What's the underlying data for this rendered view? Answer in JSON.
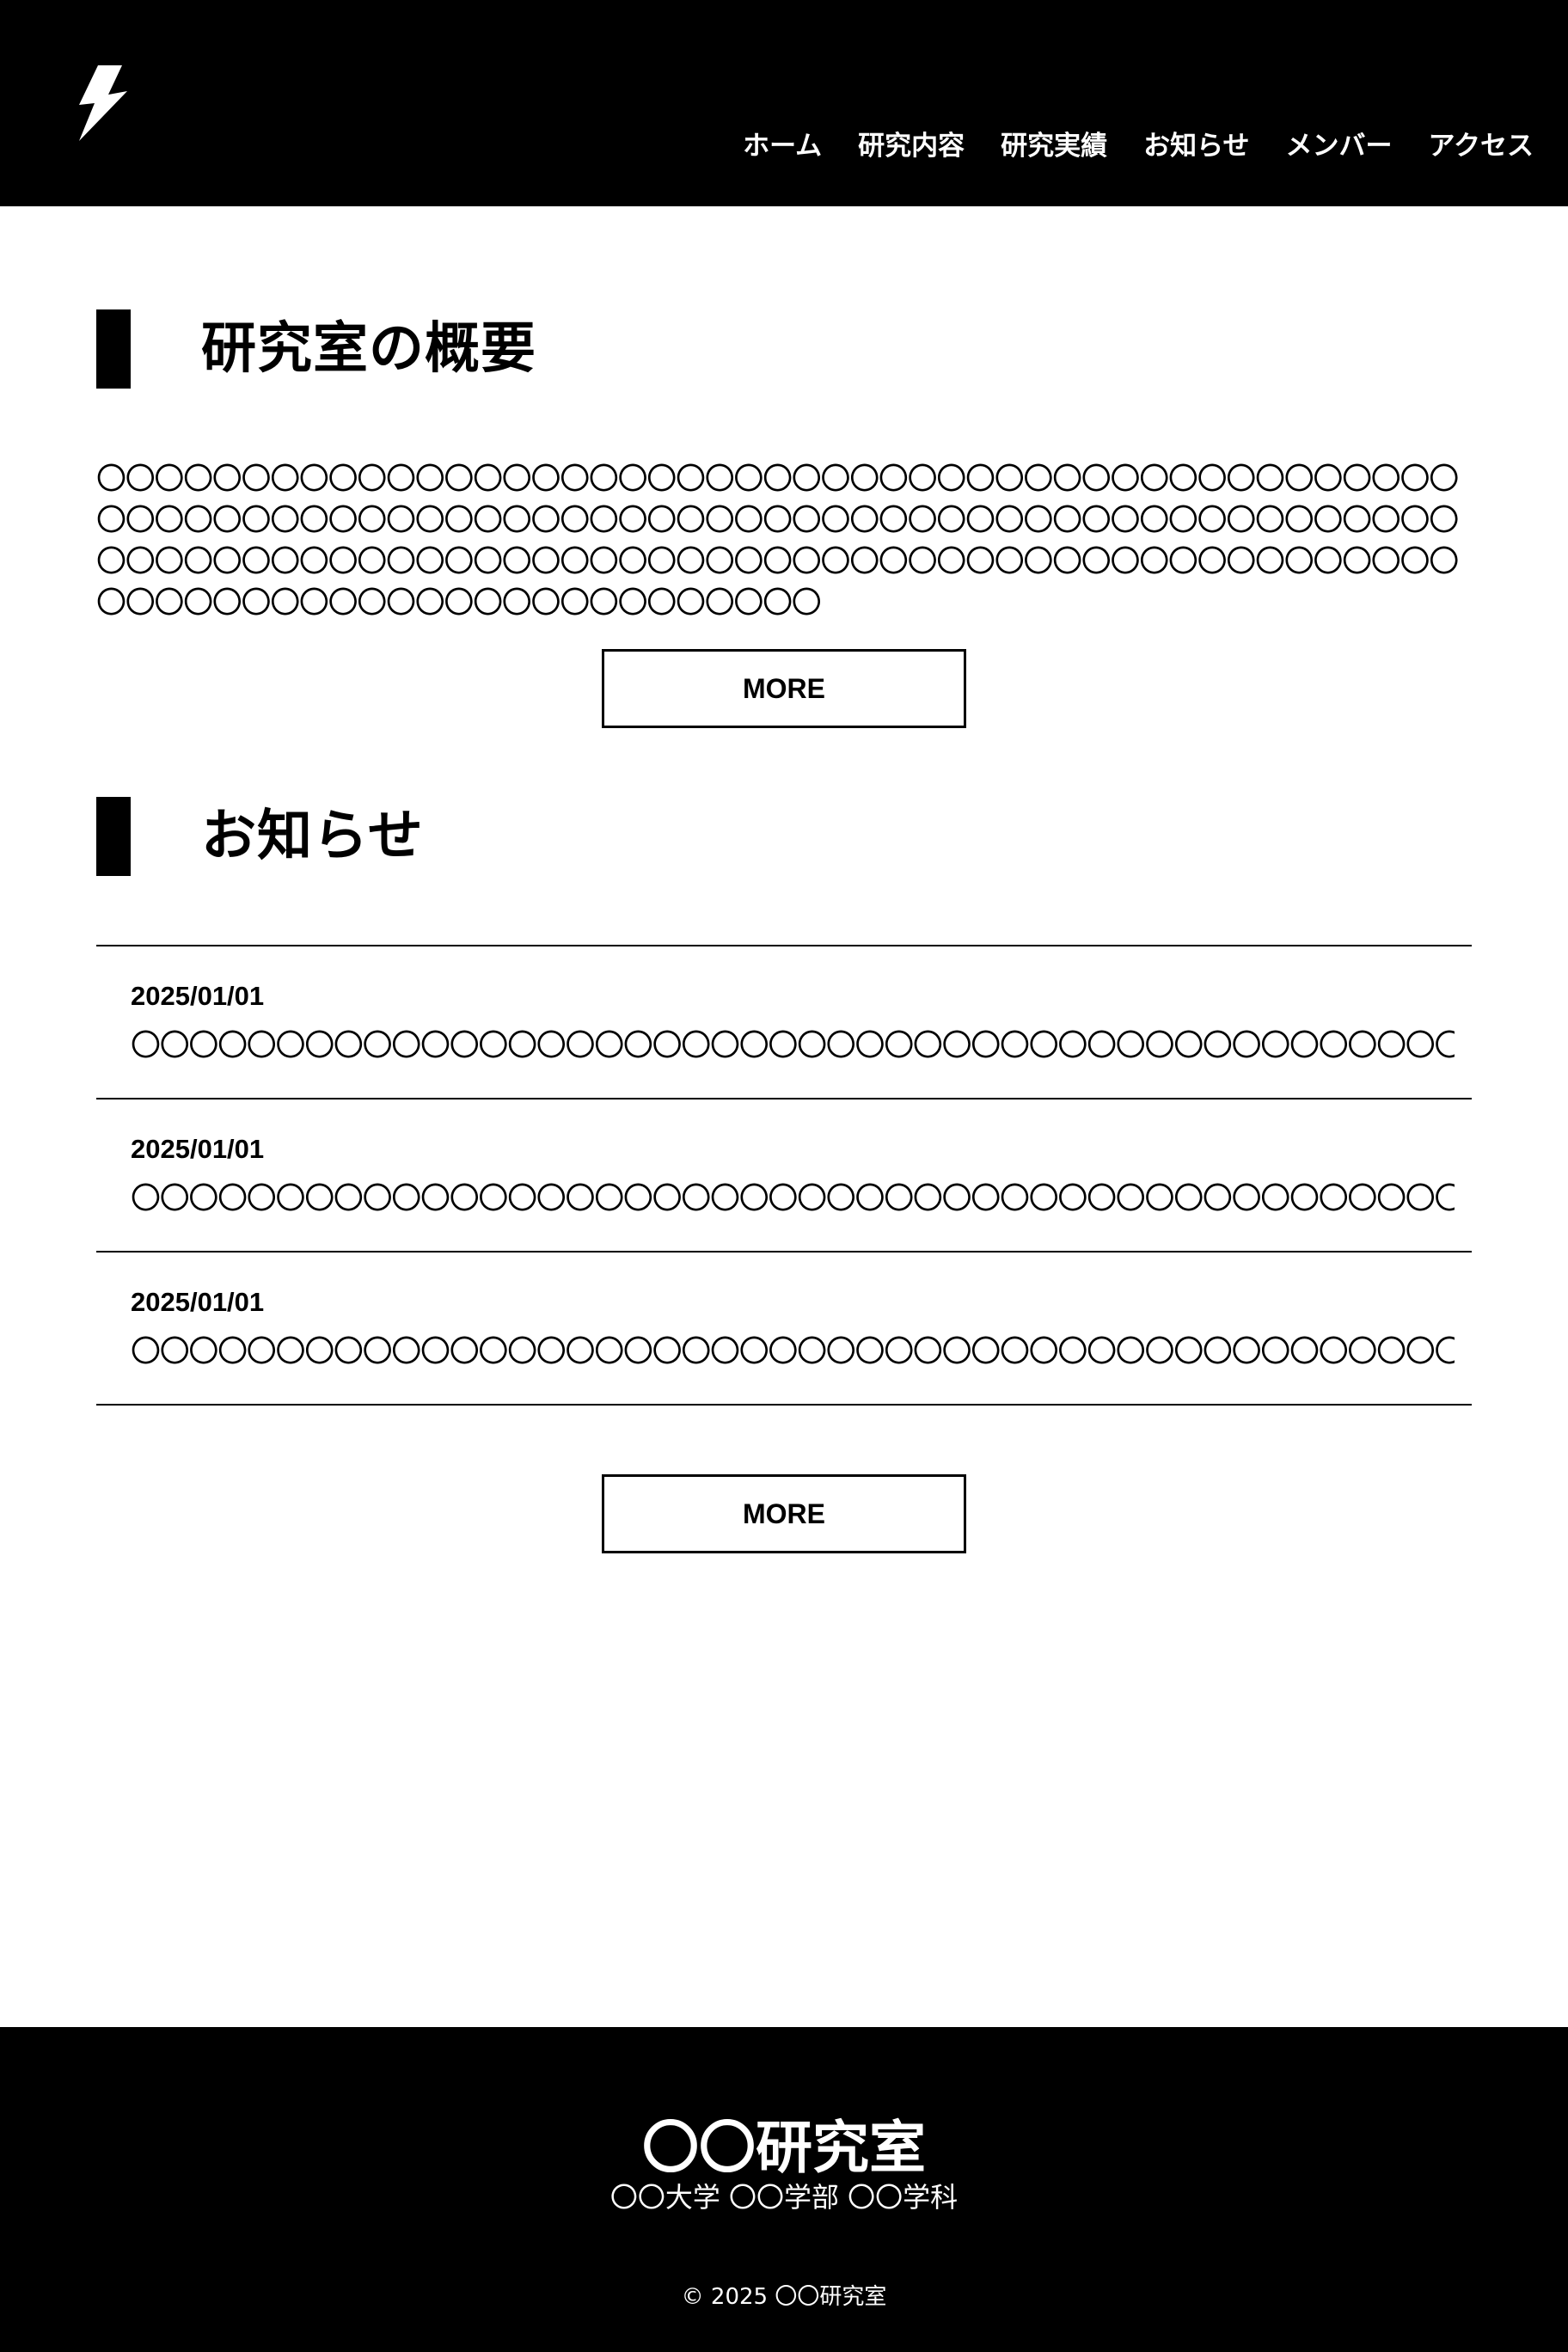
{
  "header": {
    "logo_icon": "lightning-bolt-icon",
    "nav": [
      {
        "label": "ホーム"
      },
      {
        "label": "研究内容"
      },
      {
        "label": "研究実績"
      },
      {
        "label": "お知らせ"
      },
      {
        "label": "メンバー"
      },
      {
        "label": "アクセス"
      }
    ]
  },
  "overview": {
    "title": "研究室の概要",
    "body": "〇〇〇〇〇〇〇〇〇〇〇〇〇〇〇〇〇〇〇〇〇〇〇〇〇〇〇〇〇〇〇〇〇〇〇〇〇〇〇〇〇〇〇〇〇〇〇〇〇〇〇〇〇〇〇〇〇〇〇〇〇〇〇〇〇〇〇〇〇〇〇〇〇〇〇〇〇〇〇〇〇〇〇〇〇〇〇〇〇〇〇〇〇〇〇〇〇〇〇〇〇〇〇〇〇〇〇〇〇〇〇〇〇〇〇〇〇〇〇〇〇〇〇〇〇〇〇〇〇〇〇〇〇〇〇〇〇〇〇〇〇〇〇〇〇〇〇〇〇〇〇〇〇〇〇〇〇〇〇〇〇〇〇〇〇〇",
    "more_label": "MORE"
  },
  "news": {
    "title": "お知らせ",
    "items": [
      {
        "date": "2025/01/01",
        "title": "〇〇〇〇〇〇〇〇〇〇〇〇〇〇〇〇〇〇〇〇〇〇〇〇〇〇〇〇〇〇〇〇〇〇〇〇〇〇〇〇〇〇〇〇〇〇〇"
      },
      {
        "date": "2025/01/01",
        "title": "〇〇〇〇〇〇〇〇〇〇〇〇〇〇〇〇〇〇〇〇〇〇〇〇〇〇〇〇〇〇〇〇〇〇〇〇〇〇〇〇〇〇〇〇〇〇〇"
      },
      {
        "date": "2025/01/01",
        "title": "〇〇〇〇〇〇〇〇〇〇〇〇〇〇〇〇〇〇〇〇〇〇〇〇〇〇〇〇〇〇〇〇〇〇〇〇〇〇〇〇〇〇〇〇〇〇〇"
      }
    ],
    "more_label": "MORE"
  },
  "footer": {
    "lab_name": "〇〇研究室",
    "affiliation": "〇〇大学 〇〇学部 〇〇学科",
    "copyright": "© 2025 〇〇研究室"
  },
  "colors": {
    "header_bg": "#000000",
    "footer_bg": "#000000",
    "text": "#000000",
    "inverse_text": "#ffffff"
  }
}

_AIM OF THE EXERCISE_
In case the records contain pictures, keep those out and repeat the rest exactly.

_RESPONSE TO THE TASK_
What's the underlying data for this rendered view? Answer in JSON.
{
  "header": {
    "logo_icon": "lightning-bolt-icon",
    "nav": [
      {
        "label": "ホーム"
      },
      {
        "label": "研究内容"
      },
      {
        "label": "研究実績"
      },
      {
        "label": "お知らせ"
      },
      {
        "label": "メンバー"
      },
      {
        "label": "アクセス"
      }
    ]
  },
  "overview": {
    "title": "研究室の概要",
    "body": "〇〇〇〇〇〇〇〇〇〇〇〇〇〇〇〇〇〇〇〇〇〇〇〇〇〇〇〇〇〇〇〇〇〇〇〇〇〇〇〇〇〇〇〇〇〇〇〇〇〇〇〇〇〇〇〇〇〇〇〇〇〇〇〇〇〇〇〇〇〇〇〇〇〇〇〇〇〇〇〇〇〇〇〇〇〇〇〇〇〇〇〇〇〇〇〇〇〇〇〇〇〇〇〇〇〇〇〇〇〇〇〇〇〇〇〇〇〇〇〇〇〇〇〇〇〇〇〇〇〇〇〇〇〇〇〇〇〇〇〇〇〇〇〇〇〇〇〇〇〇〇〇〇〇〇〇〇〇〇〇〇〇〇〇〇〇",
    "more_label": "MORE"
  },
  "news": {
    "title": "お知らせ",
    "items": [
      {
        "date": "2025/01/01",
        "title": "〇〇〇〇〇〇〇〇〇〇〇〇〇〇〇〇〇〇〇〇〇〇〇〇〇〇〇〇〇〇〇〇〇〇〇〇〇〇〇〇〇〇〇〇〇〇〇"
      },
      {
        "date": "2025/01/01",
        "title": "〇〇〇〇〇〇〇〇〇〇〇〇〇〇〇〇〇〇〇〇〇〇〇〇〇〇〇〇〇〇〇〇〇〇〇〇〇〇〇〇〇〇〇〇〇〇〇"
      },
      {
        "date": "2025/01/01",
        "title": "〇〇〇〇〇〇〇〇〇〇〇〇〇〇〇〇〇〇〇〇〇〇〇〇〇〇〇〇〇〇〇〇〇〇〇〇〇〇〇〇〇〇〇〇〇〇〇"
      }
    ],
    "more_label": "MORE"
  },
  "footer": {
    "lab_name": "〇〇研究室",
    "affiliation": "〇〇大学 〇〇学部 〇〇学科",
    "copyright": "© 2025 〇〇研究室"
  },
  "colors": {
    "header_bg": "#000000",
    "footer_bg": "#000000",
    "text": "#000000",
    "inverse_text": "#ffffff"
  }
}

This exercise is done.